Each line of the data has to be retyped exactly as it is.

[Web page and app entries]
== Segment start ==
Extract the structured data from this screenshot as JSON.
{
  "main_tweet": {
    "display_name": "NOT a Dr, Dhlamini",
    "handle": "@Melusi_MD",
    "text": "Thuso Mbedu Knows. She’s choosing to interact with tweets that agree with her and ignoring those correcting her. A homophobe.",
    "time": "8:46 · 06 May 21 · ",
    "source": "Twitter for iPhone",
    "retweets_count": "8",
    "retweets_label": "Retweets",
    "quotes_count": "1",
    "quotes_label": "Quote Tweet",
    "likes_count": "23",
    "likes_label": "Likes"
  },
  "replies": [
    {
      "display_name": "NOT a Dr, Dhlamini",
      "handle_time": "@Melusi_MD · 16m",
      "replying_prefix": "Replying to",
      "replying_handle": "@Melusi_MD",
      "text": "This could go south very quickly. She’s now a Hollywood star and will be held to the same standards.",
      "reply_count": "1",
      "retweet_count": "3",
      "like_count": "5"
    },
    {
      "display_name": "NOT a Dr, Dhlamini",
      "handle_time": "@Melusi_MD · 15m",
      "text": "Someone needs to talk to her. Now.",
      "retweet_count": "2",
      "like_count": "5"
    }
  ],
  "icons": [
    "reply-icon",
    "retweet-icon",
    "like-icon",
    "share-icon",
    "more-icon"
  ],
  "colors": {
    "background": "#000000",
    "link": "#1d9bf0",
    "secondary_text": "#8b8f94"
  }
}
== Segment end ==
- SOLUTION FOR THIS TASK:
Extract the structured data from this screenshot as JSON.
{
  "main_tweet": {
    "display_name": "NOT a Dr, Dhlamini",
    "handle": "@Melusi_MD",
    "text": "Thuso Mbedu Knows. She’s choosing to interact with tweets that agree with her and ignoring those correcting her. A homophobe.",
    "time": "8:46 · 06 May 21 · ",
    "source": "Twitter for iPhone",
    "retweets_count": "8",
    "retweets_label": "Retweets",
    "quotes_count": "1",
    "quotes_label": "Quote Tweet",
    "likes_count": "23",
    "likes_label": "Likes"
  },
  "replies": [
    {
      "display_name": "NOT a Dr, Dhlamini",
      "handle_time": "@Melusi_MD · 16m",
      "replying_prefix": "Replying to",
      "replying_handle": "@Melusi_MD",
      "text": "This could go south very quickly. She’s now a Hollywood star and will be held to the same standards.",
      "reply_count": "1",
      "retweet_count": "3",
      "like_count": "5"
    },
    {
      "display_name": "NOT a Dr, Dhlamini",
      "handle_time": "@Melusi_MD · 15m",
      "text": "Someone needs to talk to her. Now.",
      "retweet_count": "2",
      "like_count": "5"
    }
  ],
  "icons": [
    "reply-icon",
    "retweet-icon",
    "like-icon",
    "share-icon",
    "more-icon"
  ],
  "colors": {
    "background": "#000000",
    "link": "#1d9bf0",
    "secondary_text": "#8b8f94"
  }
}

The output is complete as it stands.